[[ Available data open ]]

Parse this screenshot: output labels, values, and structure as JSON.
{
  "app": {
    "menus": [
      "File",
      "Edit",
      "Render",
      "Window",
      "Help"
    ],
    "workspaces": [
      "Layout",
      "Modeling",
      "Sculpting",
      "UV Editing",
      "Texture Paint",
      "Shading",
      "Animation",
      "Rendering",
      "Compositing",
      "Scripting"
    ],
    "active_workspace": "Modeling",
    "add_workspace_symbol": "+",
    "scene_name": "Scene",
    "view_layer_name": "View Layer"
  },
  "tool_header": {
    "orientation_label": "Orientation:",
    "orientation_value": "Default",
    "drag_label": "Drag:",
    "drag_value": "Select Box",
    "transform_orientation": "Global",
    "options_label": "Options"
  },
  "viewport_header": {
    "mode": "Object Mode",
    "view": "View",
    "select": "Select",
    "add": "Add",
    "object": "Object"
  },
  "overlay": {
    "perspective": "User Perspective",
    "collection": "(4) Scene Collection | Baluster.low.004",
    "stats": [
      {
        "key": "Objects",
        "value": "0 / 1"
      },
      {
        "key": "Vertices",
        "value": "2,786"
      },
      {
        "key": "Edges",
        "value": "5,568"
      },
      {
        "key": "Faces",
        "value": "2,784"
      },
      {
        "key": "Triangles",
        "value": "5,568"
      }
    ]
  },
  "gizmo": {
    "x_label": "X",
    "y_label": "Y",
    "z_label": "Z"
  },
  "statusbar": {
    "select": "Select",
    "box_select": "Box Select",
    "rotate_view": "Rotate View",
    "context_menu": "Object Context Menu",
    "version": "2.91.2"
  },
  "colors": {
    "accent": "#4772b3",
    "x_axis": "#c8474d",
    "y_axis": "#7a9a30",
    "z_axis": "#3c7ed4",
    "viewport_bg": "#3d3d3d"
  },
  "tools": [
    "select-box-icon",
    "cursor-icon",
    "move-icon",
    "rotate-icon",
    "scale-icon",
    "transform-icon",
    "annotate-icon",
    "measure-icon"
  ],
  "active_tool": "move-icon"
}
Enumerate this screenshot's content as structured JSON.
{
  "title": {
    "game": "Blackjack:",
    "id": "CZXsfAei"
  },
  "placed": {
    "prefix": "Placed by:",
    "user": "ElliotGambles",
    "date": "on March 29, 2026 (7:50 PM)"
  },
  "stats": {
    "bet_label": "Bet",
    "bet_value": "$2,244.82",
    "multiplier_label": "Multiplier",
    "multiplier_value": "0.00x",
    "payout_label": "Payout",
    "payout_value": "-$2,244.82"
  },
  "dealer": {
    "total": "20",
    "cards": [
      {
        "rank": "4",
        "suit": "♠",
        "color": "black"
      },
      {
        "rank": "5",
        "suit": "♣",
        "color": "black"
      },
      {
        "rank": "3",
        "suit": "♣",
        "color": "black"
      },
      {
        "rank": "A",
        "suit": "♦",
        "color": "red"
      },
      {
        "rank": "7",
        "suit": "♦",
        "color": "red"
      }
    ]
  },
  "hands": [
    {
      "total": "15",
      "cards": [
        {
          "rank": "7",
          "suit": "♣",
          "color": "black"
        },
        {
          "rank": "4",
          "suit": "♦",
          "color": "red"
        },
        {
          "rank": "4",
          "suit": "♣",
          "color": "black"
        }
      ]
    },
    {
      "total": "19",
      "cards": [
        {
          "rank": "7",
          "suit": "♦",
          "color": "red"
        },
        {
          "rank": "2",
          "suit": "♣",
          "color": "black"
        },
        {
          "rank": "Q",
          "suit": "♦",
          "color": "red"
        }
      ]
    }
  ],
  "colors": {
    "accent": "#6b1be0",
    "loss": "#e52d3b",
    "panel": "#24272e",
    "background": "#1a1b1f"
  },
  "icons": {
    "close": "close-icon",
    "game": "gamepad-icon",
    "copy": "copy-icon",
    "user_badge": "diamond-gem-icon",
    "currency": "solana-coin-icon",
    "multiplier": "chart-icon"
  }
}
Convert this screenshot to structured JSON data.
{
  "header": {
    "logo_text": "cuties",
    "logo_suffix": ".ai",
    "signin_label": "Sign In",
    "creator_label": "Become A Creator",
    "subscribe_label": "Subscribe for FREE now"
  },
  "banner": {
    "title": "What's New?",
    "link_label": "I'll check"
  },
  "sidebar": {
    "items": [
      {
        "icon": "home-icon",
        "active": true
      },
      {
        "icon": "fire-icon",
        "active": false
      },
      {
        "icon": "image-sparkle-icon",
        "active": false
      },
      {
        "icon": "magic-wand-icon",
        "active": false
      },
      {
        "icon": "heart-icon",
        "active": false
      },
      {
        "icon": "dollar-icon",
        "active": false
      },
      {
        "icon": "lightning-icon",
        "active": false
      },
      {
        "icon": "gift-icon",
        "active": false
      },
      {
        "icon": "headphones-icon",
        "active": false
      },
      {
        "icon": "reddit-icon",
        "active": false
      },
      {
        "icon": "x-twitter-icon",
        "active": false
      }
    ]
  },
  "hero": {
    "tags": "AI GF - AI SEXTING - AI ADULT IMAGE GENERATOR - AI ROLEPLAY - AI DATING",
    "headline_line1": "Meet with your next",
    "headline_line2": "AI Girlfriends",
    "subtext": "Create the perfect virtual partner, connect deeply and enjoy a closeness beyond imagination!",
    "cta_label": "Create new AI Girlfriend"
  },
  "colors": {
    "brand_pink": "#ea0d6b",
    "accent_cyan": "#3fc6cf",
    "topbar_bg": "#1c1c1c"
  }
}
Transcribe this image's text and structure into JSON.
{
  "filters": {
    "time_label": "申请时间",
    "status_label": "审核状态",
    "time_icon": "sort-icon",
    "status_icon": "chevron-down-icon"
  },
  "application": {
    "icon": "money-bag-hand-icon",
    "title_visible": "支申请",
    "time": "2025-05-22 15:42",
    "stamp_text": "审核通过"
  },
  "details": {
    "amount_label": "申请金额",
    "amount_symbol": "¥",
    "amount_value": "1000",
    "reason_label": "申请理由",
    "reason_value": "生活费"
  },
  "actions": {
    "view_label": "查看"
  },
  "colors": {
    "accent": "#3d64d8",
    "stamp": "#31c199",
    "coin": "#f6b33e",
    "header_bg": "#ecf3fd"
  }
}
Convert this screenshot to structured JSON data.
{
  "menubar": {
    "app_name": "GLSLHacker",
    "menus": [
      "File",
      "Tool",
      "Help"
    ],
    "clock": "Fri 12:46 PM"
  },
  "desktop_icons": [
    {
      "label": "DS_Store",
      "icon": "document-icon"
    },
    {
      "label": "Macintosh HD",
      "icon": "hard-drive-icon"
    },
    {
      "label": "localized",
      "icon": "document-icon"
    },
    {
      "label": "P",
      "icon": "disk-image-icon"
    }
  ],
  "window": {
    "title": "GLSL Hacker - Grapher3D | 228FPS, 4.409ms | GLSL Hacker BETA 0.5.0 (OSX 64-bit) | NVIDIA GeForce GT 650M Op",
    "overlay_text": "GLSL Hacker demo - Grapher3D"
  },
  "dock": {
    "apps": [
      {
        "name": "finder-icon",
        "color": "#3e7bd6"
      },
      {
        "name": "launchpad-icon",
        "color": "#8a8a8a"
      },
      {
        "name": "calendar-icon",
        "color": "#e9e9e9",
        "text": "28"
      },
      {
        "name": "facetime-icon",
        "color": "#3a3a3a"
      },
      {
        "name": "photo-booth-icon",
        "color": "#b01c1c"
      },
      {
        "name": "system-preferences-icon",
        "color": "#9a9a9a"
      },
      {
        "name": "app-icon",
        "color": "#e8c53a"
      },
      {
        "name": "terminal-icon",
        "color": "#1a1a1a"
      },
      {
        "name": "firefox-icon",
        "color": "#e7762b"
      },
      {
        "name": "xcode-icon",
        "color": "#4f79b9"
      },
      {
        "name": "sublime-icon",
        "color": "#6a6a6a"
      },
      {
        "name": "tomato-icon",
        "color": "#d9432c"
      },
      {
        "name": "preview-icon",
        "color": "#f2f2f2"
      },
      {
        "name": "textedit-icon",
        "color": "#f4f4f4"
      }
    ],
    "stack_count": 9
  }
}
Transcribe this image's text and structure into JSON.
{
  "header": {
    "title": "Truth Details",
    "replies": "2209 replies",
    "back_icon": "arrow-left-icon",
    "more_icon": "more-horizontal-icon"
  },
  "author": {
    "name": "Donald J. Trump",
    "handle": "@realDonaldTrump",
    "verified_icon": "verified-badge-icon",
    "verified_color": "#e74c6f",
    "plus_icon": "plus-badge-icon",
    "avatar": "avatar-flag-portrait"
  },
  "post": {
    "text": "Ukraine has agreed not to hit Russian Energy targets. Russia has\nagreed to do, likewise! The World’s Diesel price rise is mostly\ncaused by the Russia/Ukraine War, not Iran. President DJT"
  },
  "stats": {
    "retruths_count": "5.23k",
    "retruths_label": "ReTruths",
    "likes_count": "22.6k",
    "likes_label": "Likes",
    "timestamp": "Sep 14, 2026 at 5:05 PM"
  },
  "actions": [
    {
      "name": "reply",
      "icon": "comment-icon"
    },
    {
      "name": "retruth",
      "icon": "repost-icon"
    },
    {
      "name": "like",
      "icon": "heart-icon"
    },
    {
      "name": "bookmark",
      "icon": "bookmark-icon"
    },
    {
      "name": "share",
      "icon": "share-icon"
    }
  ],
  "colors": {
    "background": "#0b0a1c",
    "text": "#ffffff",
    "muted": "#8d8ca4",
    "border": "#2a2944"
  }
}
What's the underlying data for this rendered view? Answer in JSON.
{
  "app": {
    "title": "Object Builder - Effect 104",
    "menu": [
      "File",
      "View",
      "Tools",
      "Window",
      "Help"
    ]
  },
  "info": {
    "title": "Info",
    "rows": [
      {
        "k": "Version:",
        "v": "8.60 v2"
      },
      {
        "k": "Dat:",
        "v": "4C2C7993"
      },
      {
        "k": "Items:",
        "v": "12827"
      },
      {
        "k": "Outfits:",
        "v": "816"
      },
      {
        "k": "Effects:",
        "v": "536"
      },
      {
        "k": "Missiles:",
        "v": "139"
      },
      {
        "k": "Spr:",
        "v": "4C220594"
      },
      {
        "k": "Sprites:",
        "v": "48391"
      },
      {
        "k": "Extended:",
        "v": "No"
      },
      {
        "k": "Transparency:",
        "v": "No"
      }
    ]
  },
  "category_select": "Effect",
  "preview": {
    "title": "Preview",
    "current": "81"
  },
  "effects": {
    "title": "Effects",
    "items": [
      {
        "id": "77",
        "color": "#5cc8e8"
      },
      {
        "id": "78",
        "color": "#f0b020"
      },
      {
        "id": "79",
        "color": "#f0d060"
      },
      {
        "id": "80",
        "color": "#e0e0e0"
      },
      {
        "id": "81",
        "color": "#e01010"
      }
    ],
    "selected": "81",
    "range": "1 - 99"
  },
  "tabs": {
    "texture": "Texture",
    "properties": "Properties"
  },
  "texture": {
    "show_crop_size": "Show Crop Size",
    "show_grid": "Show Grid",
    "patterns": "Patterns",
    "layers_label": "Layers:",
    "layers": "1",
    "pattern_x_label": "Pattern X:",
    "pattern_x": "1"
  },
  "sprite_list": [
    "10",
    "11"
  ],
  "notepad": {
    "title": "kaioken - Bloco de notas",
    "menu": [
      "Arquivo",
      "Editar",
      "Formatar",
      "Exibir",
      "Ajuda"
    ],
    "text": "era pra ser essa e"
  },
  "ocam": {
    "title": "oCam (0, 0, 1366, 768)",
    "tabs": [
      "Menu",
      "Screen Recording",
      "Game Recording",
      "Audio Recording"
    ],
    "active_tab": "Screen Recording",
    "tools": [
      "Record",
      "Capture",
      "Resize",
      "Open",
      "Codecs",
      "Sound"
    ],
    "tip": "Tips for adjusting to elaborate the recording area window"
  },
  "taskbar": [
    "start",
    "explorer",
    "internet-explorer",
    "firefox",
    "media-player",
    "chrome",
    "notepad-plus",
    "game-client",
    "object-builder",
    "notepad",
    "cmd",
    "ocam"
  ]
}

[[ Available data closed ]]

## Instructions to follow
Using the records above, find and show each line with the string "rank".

## Exercise result
        "rank": "4",
        "rank": "5",
        "rank": "3",
        "rank": "A",
        "rank": "7",
          "rank": "7",
          "rank": "4",
          "rank": "4",
          "rank": "7",
          "rank": "2",
          "rank": "Q",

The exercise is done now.